The secret to successful property investing is ultimately the same now as it ever was. The market consistently rewards those who remain level-headed, diversify portfolios and do their research.”
The property market is a very diverse creature even in our own country forget yields for a moment but house prices have doubled across London and most of the SE over the last 10yrs hugely outperforming most sectors and inflation. However some parts of the North, prices haven't gone up at all - huge 100% disparity within the same sector within the same country! There will always be areas growing better than other due to various factors. Right now BTL in low yield / high value area is being hit pretty hard by tax - personally I don't think it's that bad a thing - people is this sector have made huge capital gains due to the artificially low interest rates (that was never sustainable). These areas were also the highest demand for people to move to and live - I don't really see what choice the government had to stop landlords buying in these areas.
Having said that the new opportunity is developing (they've made it easy to add sqft to a property and prices are so high now in London and SE that the cost to add sqft is at worst half the value it adds and often much more). BTL is quite different from developing and you'll need less contacts, knowledge and time for BTL so easier to start doing it. Those in the game - you'll have some contacts and knowledge now as an experienced landlord, there's now new opportunity if you move with the times.
Those in lower valued, High Yield areas - i'd imagine haven't had much ripple affect from the growth in the south and will probably not find their properties falling 10-15% in value like they have across most of London and the SE. Their investments are much safer as cash flow is king as well as crucial to not going under, They will generally make a profit even with S24 - interest rates are still very low and will never go really high again or for a very long time. This means huge cash surplus from rent vs mortgage on high yield way much more than a bit of s24 tax can get in the way of.
Once everyone has moved their properties into LTD comps and banks have brought their interest rates down similar to personal btl rates then its time the government S24'd ltd companies too! At least until the property prices were back in check with where their values should be and market needs stimulus not slowing down.
just my view and I could be completely wrong!

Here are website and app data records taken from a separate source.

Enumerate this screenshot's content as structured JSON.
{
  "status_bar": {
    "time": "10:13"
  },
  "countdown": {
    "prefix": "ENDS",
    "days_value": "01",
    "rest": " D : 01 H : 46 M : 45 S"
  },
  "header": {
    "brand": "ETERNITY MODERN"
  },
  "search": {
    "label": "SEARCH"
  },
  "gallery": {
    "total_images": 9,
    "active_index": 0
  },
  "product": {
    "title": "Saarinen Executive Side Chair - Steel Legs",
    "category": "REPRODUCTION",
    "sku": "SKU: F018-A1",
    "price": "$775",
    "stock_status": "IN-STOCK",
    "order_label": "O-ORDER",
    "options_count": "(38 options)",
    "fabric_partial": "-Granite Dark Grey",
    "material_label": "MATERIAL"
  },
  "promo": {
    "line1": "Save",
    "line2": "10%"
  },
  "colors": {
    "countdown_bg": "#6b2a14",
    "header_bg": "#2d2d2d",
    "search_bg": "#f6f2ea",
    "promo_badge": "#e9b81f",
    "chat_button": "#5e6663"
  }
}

If I was in the same position again to go from the start would I - yes but with a much larger amount of planning, research, knowledge and contact building first. I wouldn't just jump in like was clearly obvious before in a rising market with many tax benefits. Before this risk was much larger with interest rates often being very close to rental yields! I had negative cashflow on several of my properties S24 would have meant losses and still having to pay tax! So I believe a lot will come down to interest rates, a bit down to s24 but not much at all down to Brexit. Buy well if developing, buy high yields if BTL (and ideally well) else don't bother.

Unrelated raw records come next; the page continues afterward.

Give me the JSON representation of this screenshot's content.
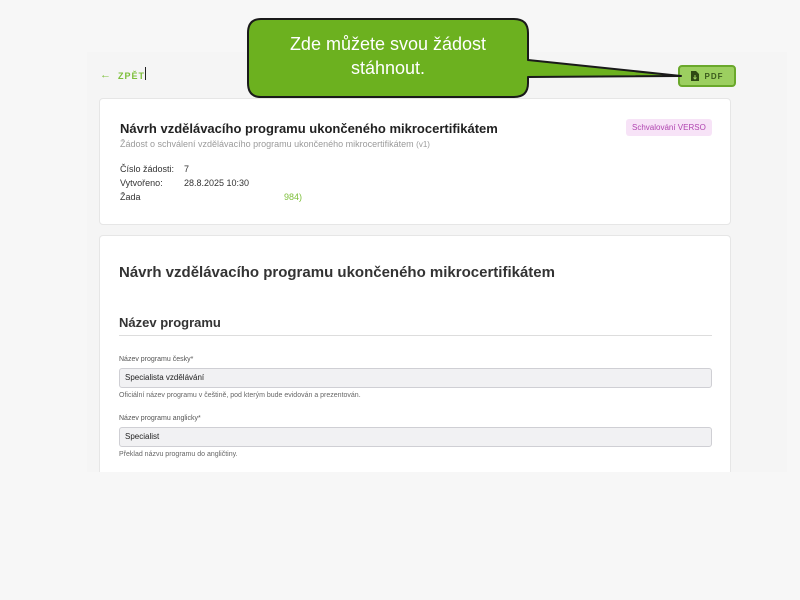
{
  "topbar": {
    "back_label": "ZPĚT",
    "pdf_label": "PDF"
  },
  "callout": {
    "line1": "Zde můžete svou žádost",
    "line2": "stáhnout."
  },
  "request": {
    "title": "Návrh vzdělávacího programu ukončeného mikrocertifikátem",
    "subtitle": "Žádost o schválení vzdělávacího programu ukončeného mikrocertifikátem",
    "version": "(v1)",
    "status": "Schvalování VERSO",
    "number_label": "Číslo žádosti:",
    "number_value": "7",
    "created_label": "Vytvořeno:",
    "created_value": "28.8.2025 10:30",
    "applicant_label": "Žada",
    "applicant_value": "984)"
  },
  "form": {
    "title": "Návrh vzdělávacího programu ukončeného mikrocertifikátem",
    "section_title": "Název programu",
    "fields": [
      {
        "label": "Název programu česky*",
        "value": "Specialista vzdělávání",
        "help": "Oficiální název programu v češtině, pod kterým bude evidován a prezentován."
      },
      {
        "label": "Název programu anglicky*",
        "value": "Specialist",
        "help": "Překlad názvu programu do angličtiny."
      }
    ]
  },
  "colors": {
    "accent": "#7dbf3a",
    "callout_fill": "#6cb11f",
    "badge_bg": "#f7e3f7",
    "badge_text": "#b045b0"
  }
}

regards Andrew Peers - property investor / sourcer - 07912674181
Property Redress Scheme Number 011436 NLA member 174404
88% of landlords have made a profit from their lettings activity in Q3, up by 2% from Q2, according to new research from BM Solutions.
Active landlords say they haven’t experienced any increased financial difficulty this quarter and are feeling upbeat when it comes to the near-term prospects for rental yields, the UK private rental sector and their own letting business compared to Q3 last year.
However, they are feeling less confident year-on-year when it comes to the prospect of capital gains and the UK financial markets.
The average rental yield dropped in Q3 from 6.2% to 5.9%, following the 0.4% rise recorded in Q2 when average rental yields were at their highest point since Q4 2014.Full/source article